■ **YOUR OBJECTIVE**
Within the listing that follows, how many lines contain the word "selected"? Only the number is wanted.

■ **INPUT DATA**
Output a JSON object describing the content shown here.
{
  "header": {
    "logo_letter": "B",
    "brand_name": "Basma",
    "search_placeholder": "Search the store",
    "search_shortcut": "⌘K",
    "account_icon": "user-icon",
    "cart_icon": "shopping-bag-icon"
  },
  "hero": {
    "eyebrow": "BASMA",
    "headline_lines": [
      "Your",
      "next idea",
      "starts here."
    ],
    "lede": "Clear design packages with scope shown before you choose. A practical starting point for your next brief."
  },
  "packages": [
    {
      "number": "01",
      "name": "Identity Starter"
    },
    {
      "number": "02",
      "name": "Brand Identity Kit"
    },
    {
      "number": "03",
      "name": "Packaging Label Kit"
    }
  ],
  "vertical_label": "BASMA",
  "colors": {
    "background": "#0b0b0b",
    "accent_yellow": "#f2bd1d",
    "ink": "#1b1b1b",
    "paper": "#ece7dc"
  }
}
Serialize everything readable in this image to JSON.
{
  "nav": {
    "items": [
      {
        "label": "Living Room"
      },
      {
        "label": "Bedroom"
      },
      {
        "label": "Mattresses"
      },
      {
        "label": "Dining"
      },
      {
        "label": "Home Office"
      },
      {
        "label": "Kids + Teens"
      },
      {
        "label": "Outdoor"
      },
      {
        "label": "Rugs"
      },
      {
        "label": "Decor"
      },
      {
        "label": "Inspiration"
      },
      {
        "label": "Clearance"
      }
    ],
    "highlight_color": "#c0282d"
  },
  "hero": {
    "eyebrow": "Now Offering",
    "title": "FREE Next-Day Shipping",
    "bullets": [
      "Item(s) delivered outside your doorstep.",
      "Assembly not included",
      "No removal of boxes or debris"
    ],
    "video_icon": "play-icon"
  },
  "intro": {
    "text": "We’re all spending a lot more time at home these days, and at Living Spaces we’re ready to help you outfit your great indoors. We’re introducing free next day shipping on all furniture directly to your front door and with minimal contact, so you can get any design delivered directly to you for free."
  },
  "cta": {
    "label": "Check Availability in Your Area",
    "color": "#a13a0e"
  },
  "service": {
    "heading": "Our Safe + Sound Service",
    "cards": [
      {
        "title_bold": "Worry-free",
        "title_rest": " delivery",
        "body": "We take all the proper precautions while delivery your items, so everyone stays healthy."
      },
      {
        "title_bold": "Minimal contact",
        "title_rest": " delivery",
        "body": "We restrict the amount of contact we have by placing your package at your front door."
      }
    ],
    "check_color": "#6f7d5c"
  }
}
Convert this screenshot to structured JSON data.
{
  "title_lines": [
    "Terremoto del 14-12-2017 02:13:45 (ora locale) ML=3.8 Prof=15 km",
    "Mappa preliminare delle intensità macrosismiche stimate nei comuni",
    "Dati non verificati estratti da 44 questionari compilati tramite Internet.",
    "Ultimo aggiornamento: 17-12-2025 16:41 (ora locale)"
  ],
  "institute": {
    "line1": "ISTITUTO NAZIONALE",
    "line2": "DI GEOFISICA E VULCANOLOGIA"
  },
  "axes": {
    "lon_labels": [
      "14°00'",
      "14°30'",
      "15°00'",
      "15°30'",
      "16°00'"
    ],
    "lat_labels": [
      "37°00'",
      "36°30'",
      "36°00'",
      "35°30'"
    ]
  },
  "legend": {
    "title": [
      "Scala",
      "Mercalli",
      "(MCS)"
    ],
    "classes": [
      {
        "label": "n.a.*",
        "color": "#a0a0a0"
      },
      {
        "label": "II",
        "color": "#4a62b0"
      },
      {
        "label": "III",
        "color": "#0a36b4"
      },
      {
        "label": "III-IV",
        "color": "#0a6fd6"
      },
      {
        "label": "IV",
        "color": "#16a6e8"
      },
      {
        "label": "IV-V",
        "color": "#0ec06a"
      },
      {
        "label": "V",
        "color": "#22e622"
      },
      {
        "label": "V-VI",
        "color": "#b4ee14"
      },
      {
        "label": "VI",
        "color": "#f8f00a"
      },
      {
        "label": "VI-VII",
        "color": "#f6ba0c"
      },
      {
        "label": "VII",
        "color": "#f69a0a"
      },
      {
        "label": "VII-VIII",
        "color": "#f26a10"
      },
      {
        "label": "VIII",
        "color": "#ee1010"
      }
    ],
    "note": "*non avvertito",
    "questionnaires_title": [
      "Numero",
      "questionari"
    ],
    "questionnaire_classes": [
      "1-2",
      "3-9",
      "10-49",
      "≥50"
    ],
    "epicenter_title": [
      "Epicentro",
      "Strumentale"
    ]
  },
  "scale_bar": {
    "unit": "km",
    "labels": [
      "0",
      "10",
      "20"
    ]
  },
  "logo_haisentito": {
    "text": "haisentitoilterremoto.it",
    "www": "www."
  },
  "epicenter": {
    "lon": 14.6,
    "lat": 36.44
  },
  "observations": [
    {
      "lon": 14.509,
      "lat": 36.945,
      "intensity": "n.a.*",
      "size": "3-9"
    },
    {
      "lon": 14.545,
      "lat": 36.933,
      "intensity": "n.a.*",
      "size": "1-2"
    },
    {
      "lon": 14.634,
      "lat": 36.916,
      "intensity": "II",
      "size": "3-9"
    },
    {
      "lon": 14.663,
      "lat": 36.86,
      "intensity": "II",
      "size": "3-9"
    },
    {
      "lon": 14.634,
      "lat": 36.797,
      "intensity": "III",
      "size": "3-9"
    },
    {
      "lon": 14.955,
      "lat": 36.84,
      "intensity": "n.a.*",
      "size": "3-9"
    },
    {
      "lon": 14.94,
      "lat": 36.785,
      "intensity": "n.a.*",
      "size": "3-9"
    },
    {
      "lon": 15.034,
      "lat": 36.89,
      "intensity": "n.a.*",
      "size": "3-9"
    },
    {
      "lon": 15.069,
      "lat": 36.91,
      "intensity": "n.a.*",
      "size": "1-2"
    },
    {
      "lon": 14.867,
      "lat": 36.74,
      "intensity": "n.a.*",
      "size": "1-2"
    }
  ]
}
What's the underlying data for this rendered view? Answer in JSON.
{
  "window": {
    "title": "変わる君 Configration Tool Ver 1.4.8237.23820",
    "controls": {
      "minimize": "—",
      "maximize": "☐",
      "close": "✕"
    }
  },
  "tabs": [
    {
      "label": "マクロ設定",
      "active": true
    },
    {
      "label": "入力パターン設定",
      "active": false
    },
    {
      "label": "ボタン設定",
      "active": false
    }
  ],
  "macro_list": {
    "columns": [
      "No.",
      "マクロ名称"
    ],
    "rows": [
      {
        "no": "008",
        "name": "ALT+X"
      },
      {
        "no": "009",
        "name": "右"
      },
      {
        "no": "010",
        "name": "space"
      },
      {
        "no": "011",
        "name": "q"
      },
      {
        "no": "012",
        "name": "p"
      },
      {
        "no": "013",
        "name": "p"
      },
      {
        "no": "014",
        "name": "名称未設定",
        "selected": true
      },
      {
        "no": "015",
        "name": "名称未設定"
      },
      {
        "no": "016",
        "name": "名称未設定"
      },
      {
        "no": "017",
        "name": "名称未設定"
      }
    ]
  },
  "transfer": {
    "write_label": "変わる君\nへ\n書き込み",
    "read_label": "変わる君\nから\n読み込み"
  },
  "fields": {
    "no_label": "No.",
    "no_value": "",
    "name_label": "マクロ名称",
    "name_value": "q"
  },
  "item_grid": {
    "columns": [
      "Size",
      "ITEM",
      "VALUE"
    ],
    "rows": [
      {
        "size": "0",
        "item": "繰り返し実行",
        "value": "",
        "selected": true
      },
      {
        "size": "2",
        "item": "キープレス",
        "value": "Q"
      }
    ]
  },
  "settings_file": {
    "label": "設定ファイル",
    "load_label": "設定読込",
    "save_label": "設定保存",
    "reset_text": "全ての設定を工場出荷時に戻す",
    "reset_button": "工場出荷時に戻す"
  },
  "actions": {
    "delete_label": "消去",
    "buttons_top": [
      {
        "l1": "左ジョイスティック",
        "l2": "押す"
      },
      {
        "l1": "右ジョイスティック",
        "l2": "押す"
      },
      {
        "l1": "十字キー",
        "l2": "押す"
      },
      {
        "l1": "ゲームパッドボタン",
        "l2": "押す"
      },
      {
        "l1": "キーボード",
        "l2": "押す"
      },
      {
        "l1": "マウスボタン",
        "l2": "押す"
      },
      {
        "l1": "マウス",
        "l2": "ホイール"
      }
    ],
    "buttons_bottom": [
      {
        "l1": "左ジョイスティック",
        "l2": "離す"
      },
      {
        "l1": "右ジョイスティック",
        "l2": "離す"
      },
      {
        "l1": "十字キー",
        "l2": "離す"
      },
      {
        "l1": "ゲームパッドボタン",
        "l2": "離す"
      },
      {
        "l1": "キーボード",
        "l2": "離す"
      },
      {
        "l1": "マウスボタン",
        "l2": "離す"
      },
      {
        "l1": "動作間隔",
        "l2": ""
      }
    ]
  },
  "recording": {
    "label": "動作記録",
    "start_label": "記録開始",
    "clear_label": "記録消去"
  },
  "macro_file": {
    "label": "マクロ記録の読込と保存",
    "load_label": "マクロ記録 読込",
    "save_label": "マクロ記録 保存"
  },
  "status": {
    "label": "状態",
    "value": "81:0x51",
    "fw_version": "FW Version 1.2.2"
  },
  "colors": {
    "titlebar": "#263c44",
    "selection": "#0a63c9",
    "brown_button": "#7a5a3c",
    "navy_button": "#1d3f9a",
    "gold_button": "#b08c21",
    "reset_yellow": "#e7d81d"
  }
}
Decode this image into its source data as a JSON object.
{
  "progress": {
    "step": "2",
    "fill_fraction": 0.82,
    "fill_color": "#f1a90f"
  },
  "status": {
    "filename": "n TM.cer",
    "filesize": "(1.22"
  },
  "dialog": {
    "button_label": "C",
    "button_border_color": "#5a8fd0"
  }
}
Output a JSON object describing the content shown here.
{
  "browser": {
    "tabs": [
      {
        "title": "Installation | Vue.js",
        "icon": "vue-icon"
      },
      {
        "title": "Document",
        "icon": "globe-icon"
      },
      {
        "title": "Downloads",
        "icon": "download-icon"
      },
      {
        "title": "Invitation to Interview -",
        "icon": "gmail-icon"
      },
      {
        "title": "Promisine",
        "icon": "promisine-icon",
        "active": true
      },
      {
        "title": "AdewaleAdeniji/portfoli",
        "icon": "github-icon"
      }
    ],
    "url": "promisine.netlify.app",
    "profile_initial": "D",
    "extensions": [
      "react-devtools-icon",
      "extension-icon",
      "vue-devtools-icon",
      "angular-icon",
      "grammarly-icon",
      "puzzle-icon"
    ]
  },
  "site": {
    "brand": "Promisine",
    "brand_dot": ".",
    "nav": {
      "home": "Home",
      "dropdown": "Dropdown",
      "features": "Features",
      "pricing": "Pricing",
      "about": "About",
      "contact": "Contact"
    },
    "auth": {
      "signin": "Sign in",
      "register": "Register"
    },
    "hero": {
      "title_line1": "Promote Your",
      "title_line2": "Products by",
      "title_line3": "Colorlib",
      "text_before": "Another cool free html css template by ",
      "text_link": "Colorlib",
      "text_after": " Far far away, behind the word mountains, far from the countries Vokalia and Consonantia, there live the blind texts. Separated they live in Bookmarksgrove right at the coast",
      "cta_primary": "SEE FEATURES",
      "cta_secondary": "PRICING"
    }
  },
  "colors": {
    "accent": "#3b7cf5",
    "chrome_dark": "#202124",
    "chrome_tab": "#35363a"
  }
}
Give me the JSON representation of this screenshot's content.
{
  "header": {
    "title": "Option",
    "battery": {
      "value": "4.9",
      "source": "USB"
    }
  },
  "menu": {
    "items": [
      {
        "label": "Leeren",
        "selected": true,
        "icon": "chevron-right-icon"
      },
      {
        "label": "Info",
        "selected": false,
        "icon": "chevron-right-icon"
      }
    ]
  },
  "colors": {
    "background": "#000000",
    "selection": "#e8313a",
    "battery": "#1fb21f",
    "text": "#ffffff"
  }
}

■ **ANSWER BELOW**
4